What to produce. How many lines in the records below hold the string "time"? Answer with the number alone.

Excerpted data.
──────────────────────────────

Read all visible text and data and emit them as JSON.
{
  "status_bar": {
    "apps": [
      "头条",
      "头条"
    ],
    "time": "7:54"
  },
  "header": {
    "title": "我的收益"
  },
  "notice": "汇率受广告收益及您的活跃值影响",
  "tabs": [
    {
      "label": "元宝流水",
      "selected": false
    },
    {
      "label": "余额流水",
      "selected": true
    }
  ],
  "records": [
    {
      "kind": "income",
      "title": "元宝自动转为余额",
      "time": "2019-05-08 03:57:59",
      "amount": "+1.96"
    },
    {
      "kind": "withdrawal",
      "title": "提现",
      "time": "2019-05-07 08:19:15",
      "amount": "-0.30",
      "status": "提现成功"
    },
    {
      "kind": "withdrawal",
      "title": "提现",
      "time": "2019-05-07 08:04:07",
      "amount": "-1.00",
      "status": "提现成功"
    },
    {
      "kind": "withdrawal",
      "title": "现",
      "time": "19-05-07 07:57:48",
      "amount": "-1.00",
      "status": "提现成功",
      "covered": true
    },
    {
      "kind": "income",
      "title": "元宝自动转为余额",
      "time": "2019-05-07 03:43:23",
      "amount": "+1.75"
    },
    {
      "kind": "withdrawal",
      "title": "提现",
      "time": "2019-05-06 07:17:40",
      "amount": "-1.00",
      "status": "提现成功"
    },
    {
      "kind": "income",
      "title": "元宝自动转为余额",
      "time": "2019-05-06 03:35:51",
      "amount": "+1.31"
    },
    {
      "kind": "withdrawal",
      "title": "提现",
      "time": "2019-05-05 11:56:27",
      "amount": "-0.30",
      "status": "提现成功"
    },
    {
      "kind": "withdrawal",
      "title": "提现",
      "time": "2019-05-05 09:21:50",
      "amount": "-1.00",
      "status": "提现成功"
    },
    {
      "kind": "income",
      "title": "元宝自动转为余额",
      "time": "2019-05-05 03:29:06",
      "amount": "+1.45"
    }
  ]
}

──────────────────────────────

Response area. 11